Start of Block

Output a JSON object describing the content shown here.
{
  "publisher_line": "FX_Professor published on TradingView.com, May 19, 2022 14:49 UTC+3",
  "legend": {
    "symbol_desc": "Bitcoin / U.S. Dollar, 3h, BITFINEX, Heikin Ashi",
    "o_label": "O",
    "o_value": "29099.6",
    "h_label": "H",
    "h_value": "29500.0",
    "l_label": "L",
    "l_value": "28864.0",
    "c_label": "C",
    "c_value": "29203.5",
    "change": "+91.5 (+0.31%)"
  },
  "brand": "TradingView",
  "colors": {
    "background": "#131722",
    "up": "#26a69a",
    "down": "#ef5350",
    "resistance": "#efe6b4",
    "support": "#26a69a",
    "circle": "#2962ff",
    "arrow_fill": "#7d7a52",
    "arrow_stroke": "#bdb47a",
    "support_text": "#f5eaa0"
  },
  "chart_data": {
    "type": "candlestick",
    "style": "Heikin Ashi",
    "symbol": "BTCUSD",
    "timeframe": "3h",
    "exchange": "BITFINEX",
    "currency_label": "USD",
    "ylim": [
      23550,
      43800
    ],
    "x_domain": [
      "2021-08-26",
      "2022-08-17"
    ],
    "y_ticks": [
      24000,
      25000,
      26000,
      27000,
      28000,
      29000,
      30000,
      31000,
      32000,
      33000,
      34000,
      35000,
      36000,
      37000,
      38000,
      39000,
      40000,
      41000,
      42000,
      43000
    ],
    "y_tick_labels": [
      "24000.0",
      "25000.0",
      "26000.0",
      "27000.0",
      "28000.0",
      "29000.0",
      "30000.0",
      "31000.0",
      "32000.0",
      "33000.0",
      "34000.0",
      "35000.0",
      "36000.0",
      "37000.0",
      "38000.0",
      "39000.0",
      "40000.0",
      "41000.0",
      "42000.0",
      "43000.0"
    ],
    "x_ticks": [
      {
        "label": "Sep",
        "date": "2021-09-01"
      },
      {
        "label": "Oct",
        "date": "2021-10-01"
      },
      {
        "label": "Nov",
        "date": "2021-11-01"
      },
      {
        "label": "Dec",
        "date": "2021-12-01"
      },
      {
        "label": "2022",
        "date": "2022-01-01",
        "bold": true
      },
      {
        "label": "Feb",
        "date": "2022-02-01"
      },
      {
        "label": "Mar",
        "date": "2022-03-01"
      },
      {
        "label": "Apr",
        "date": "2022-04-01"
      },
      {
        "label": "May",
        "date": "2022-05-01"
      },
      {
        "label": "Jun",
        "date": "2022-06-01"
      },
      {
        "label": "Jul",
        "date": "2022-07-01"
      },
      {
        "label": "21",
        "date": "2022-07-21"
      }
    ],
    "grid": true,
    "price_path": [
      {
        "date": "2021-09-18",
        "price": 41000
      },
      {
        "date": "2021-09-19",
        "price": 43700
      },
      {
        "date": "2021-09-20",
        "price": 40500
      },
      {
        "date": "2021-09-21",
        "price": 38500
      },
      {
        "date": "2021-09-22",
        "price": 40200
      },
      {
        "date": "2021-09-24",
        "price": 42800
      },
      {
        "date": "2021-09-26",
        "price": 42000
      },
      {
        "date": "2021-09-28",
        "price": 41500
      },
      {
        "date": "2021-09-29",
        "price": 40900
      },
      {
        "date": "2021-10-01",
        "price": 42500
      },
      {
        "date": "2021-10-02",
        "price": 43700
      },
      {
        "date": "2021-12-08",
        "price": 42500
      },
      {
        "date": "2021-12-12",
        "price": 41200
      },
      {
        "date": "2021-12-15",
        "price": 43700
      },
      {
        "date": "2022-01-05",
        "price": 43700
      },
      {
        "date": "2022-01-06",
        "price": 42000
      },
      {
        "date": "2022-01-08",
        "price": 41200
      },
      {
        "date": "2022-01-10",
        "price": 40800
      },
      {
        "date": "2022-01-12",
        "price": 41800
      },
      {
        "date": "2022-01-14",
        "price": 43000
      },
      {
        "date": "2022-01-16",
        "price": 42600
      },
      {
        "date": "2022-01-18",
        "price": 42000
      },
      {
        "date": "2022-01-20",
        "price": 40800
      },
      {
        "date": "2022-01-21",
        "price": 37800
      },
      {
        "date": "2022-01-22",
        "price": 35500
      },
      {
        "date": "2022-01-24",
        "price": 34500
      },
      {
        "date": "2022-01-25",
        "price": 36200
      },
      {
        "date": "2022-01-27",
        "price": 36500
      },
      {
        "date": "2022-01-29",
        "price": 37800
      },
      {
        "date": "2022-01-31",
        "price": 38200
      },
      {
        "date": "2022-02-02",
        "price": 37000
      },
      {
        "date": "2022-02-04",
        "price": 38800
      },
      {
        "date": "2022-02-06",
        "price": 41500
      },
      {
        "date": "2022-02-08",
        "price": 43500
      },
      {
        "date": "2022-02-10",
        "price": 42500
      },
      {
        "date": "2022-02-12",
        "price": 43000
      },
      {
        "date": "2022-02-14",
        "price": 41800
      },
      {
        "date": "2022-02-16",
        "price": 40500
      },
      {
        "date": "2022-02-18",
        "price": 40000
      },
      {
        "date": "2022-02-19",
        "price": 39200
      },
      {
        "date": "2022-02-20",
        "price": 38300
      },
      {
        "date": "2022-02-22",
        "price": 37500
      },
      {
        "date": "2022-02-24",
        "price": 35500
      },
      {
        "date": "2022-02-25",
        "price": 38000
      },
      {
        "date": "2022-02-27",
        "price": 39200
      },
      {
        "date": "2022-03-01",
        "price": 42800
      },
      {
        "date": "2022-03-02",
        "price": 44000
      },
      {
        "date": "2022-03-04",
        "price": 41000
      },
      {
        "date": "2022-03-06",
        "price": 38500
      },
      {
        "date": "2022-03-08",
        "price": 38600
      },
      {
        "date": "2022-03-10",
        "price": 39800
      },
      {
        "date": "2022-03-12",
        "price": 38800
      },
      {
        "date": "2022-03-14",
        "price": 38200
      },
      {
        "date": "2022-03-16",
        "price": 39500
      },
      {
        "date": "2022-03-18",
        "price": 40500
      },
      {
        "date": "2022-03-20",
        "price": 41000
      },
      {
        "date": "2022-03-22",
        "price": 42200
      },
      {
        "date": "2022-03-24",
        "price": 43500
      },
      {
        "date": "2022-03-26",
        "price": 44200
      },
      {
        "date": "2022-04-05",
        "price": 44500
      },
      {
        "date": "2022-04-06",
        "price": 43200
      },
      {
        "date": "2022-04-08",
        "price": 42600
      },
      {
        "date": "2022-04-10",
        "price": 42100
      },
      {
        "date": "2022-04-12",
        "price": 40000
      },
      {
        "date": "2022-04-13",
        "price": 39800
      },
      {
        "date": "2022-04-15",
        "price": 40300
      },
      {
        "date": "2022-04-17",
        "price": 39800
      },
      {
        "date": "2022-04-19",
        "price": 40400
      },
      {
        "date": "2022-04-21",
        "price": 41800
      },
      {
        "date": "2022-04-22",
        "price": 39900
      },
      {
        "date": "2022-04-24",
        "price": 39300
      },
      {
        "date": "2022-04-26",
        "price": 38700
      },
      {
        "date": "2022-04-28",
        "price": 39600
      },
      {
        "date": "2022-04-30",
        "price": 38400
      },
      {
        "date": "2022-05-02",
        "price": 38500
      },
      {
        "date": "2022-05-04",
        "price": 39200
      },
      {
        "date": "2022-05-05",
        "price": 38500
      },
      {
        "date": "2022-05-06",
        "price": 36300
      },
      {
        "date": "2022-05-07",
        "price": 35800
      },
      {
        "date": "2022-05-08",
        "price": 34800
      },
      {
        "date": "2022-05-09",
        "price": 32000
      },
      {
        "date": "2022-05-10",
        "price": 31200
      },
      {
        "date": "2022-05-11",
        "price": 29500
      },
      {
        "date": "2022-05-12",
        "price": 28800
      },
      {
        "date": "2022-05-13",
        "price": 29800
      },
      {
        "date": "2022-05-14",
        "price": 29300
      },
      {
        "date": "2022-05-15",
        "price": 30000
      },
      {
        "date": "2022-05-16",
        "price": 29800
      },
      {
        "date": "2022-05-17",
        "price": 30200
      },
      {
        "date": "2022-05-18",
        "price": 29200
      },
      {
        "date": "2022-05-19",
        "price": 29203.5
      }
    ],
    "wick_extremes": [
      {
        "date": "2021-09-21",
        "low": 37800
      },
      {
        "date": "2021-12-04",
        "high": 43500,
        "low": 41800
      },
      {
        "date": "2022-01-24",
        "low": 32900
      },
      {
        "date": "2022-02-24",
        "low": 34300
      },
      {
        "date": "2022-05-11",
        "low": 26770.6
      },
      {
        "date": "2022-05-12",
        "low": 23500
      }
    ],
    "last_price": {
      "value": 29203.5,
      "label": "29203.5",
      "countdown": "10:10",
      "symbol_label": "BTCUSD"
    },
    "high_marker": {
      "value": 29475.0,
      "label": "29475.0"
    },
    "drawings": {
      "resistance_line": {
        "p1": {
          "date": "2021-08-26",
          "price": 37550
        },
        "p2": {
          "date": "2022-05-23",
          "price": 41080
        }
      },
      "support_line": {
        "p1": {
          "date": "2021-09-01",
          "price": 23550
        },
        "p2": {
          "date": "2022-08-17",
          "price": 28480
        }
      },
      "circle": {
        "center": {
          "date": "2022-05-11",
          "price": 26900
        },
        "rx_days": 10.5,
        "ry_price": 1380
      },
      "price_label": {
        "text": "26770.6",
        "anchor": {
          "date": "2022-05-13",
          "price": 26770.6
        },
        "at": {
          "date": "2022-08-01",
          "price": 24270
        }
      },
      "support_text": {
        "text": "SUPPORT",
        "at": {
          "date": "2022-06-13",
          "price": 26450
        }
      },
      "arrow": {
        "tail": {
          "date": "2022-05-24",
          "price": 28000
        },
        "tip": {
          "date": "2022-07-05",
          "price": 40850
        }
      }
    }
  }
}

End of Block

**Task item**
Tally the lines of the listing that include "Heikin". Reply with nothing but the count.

**Solution to the exercise**
2